## Requirement
Copy each line below in which the string "JSON" occurs.

(Data records for software interfaces)

******************************

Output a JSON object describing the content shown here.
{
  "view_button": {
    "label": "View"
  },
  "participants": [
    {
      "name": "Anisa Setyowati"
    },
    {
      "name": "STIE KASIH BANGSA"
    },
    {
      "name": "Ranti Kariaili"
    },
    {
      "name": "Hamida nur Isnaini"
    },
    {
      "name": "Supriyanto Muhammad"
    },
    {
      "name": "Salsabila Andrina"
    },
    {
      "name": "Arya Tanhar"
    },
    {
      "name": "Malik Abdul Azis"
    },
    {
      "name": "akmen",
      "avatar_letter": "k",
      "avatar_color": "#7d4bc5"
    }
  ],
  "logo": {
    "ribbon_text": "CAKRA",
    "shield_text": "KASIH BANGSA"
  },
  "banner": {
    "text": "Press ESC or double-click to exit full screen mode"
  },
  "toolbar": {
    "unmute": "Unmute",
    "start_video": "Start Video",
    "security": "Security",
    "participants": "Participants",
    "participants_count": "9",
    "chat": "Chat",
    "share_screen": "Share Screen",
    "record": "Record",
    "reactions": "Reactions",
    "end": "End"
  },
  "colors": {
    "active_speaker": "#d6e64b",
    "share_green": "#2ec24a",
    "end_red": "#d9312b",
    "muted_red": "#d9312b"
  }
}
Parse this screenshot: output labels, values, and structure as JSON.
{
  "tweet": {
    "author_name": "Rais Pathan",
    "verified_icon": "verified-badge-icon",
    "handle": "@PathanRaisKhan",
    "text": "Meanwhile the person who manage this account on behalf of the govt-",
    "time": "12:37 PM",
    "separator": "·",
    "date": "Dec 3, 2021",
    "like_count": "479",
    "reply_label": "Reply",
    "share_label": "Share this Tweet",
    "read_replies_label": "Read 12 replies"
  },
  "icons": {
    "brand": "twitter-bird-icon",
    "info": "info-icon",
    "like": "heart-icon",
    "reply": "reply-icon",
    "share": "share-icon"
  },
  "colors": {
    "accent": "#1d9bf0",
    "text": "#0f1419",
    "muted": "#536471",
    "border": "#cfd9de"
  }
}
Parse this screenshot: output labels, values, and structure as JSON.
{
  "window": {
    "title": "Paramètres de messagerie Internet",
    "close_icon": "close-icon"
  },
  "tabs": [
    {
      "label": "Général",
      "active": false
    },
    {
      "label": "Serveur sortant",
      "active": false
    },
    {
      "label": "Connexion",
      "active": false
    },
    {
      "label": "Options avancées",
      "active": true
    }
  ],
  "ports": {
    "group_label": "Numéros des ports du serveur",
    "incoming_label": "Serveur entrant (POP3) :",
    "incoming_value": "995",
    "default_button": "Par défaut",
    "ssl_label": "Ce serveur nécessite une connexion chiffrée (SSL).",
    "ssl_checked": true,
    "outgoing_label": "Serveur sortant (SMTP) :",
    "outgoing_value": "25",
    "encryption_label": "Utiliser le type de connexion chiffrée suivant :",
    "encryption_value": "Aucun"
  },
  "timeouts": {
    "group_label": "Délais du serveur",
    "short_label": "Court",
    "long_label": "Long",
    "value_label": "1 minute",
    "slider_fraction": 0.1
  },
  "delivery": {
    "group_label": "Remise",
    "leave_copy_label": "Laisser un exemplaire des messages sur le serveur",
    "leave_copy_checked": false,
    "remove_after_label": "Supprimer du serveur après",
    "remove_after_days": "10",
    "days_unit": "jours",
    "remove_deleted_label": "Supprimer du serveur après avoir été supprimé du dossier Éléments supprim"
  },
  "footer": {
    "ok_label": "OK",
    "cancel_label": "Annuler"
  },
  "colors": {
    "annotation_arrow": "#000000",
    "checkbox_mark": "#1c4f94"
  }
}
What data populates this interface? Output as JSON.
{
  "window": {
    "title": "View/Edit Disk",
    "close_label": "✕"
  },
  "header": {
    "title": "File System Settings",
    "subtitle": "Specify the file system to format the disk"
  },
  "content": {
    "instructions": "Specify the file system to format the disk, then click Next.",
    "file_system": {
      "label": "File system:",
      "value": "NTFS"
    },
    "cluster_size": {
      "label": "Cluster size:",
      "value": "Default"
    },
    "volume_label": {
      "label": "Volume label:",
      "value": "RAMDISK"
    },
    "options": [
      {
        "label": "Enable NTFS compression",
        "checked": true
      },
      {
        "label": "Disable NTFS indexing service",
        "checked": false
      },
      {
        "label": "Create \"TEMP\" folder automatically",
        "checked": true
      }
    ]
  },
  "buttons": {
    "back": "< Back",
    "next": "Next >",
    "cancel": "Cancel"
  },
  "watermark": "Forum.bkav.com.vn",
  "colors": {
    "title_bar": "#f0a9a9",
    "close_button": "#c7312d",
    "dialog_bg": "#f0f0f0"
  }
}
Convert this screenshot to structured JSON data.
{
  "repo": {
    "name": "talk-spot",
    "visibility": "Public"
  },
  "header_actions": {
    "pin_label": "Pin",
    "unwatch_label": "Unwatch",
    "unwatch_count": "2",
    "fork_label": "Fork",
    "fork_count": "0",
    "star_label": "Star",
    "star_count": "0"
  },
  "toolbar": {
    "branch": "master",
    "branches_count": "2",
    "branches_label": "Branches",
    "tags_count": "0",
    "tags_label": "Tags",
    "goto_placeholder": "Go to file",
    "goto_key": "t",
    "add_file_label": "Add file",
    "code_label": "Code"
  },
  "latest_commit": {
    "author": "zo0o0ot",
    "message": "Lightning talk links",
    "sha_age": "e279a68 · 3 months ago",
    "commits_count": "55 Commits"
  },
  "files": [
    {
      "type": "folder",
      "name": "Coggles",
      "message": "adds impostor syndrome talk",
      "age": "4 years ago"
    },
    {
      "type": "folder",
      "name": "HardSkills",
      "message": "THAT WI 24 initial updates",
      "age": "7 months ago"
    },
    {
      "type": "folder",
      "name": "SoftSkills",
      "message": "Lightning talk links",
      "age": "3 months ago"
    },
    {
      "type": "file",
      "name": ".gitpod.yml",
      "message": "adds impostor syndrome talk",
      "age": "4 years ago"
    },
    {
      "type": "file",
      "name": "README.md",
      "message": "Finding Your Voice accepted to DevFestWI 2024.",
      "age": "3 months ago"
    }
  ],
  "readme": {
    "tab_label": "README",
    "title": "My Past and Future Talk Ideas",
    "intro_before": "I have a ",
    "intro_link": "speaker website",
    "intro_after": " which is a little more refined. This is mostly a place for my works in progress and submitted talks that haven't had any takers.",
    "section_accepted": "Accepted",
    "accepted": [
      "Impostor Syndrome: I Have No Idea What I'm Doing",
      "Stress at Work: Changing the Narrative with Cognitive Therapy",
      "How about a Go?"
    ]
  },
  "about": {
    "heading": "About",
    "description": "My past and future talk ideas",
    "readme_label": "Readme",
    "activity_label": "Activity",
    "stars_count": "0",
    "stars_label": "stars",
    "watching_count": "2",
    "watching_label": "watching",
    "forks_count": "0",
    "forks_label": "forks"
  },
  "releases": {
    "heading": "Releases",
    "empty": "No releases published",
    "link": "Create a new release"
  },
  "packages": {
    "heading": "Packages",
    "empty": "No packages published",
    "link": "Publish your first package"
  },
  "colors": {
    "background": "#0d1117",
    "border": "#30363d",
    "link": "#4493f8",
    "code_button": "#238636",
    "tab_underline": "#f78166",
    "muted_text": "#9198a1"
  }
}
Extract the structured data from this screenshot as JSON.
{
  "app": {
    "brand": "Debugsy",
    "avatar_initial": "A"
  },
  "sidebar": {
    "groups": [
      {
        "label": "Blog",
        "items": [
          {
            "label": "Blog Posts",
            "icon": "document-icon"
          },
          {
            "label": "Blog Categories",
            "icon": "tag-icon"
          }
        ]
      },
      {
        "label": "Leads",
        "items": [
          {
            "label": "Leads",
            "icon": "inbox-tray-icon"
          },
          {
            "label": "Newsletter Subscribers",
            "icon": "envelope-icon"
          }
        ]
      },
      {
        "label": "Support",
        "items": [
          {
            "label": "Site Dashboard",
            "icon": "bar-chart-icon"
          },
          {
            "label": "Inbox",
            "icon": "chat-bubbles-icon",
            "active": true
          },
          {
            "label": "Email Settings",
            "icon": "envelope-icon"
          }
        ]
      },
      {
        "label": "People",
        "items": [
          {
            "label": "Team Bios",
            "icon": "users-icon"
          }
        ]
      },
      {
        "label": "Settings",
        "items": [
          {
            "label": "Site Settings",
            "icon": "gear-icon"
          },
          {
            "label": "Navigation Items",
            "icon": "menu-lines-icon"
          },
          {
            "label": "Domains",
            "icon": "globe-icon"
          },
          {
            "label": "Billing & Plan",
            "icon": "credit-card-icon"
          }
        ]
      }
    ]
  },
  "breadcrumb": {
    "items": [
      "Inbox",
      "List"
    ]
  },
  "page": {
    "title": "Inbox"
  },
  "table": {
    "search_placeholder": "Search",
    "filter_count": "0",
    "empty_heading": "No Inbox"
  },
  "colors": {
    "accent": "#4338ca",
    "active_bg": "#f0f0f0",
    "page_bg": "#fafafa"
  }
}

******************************

## Response below
Output a JSON object describing the content shown here.
Parse this screenshot: output labels, values, and structure as JSON.
Parse this screenshot: output labels, values, and structure as JSON.
What data populates this interface? Output as JSON.
Convert this screenshot to structured JSON data.
Extract the structured data from this screenshot as JSON.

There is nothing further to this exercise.